PROMPT ▸
Copy out every record below with complete accuracy.

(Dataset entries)

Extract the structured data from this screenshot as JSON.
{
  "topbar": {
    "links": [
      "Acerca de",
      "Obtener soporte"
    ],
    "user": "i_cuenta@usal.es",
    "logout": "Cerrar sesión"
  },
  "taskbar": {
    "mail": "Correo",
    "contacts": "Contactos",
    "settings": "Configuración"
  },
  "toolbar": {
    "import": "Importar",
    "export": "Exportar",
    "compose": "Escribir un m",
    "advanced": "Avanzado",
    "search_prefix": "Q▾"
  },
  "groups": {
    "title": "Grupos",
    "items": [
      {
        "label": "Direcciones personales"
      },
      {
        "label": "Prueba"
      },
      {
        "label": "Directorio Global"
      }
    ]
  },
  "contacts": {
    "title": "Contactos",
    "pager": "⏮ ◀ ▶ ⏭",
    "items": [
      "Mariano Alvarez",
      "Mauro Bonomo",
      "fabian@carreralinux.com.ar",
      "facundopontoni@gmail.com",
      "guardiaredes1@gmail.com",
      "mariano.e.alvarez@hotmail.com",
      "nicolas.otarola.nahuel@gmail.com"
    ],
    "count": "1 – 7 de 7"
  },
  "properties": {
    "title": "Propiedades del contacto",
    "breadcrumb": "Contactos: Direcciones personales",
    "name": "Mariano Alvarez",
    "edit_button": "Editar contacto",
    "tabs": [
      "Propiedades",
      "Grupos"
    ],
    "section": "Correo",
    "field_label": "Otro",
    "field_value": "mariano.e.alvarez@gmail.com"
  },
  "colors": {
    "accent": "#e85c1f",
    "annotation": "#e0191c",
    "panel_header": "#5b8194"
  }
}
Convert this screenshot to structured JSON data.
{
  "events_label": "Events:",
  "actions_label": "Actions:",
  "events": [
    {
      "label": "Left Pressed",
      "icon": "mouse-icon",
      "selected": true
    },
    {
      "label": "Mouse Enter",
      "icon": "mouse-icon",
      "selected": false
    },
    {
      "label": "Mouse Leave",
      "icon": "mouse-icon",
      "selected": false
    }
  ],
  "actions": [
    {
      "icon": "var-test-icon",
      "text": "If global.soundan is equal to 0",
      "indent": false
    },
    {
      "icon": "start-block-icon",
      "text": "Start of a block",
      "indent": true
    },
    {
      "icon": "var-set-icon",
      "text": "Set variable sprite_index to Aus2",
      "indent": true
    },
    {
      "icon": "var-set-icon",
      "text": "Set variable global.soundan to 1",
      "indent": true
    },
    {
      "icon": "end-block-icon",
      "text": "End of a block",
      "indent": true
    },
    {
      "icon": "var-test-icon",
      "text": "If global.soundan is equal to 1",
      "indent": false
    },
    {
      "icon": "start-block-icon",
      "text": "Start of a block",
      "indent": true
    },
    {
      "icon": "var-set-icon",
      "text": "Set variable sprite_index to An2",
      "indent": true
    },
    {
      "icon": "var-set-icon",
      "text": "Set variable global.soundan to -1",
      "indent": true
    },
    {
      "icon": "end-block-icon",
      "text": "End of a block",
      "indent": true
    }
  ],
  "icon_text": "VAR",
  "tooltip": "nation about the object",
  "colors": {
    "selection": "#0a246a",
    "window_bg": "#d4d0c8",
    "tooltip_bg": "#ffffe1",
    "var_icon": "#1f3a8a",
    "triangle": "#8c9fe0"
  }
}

ANSWER BELOW ▸
Extract the structured data from this screenshot as JSON.
{
  "topbar": {
    "links": [
      "Acerca de",
      "Obtener soporte"
    ],
    "user": "i_cuenta@usal.es",
    "logout": "Cerrar sesión"
  },
  "taskbar": {
    "mail": "Correo",
    "contacts": "Contactos",
    "settings": "Configuración"
  },
  "toolbar": {
    "import": "Importar",
    "export": "Exportar",
    "compose": "Escribir un m",
    "advanced": "Avanzado",
    "search_prefix": "Q▾"
  },
  "groups": {
    "title": "Grupos",
    "items": [
      {
        "label": "Direcciones personales"
      },
      {
        "label": "Prueba"
      },
      {
        "label": "Directorio Global"
      }
    ]
  },
  "contacts": {
    "title": "Contactos",
    "pager": "⏮ ◀ ▶ ⏭",
    "items": [
      "Mariano Alvarez",
      "Mauro Bonomo",
      "fabian@carreralinux.com.ar",
      "facundopontoni@gmail.com",
      "guardiaredes1@gmail.com",
      "mariano.e.alvarez@hotmail.com",
      "nicolas.otarola.nahuel@gmail.com"
    ],
    "count": "1 – 7 de 7"
  },
  "properties": {
    "title": "Propiedades del contacto",
    "breadcrumb": "Contactos: Direcciones personales",
    "name": "Mariano Alvarez",
    "edit_button": "Editar contacto",
    "tabs": [
      "Propiedades",
      "Grupos"
    ],
    "section": "Correo",
    "field_label": "Otro",
    "field_value": "mariano.e.alvarez@gmail.com"
  },
  "colors": {
    "accent": "#e85c1f",
    "annotation": "#e0191c",
    "panel_header": "#5b8194"
  }
}
Convert this screenshot to structured JSON data.
{
  "events_label": "Events:",
  "actions_label": "Actions:",
  "events": [
    {
      "label": "Left Pressed",
      "icon": "mouse-icon",
      "selected": true
    },
    {
      "label": "Mouse Enter",
      "icon": "mouse-icon",
      "selected": false
    },
    {
      "label": "Mouse Leave",
      "icon": "mouse-icon",
      "selected": false
    }
  ],
  "actions": [
    {
      "icon": "var-test-icon",
      "text": "If global.soundan is equal to 0",
      "indent": false
    },
    {
      "icon": "start-block-icon",
      "text": "Start of a block",
      "indent": true
    },
    {
      "icon": "var-set-icon",
      "text": "Set variable sprite_index to Aus2",
      "indent": true
    },
    {
      "icon": "var-set-icon",
      "text": "Set variable global.soundan to 1",
      "indent": true
    },
    {
      "icon": "end-block-icon",
      "text": "End of a block",
      "indent": true
    },
    {
      "icon": "var-test-icon",
      "text": "If global.soundan is equal to 1",
      "indent": false
    },
    {
      "icon": "start-block-icon",
      "text": "Start of a block",
      "indent": true
    },
    {
      "icon": "var-set-icon",
      "text": "Set variable sprite_index to An2",
      "indent": true
    },
    {
      "icon": "var-set-icon",
      "text": "Set variable global.soundan to -1",
      "indent": true
    },
    {
      "icon": "end-block-icon",
      "text": "End of a block",
      "indent": true
    }
  ],
  "icon_text": "VAR",
  "tooltip": "nation about the object",
  "colors": {
    "selection": "#0a246a",
    "window_bg": "#d4d0c8",
    "tooltip_bg": "#ffffe1",
    "var_icon": "#1f3a8a",
    "triangle": "#8c9fe0"
  }
}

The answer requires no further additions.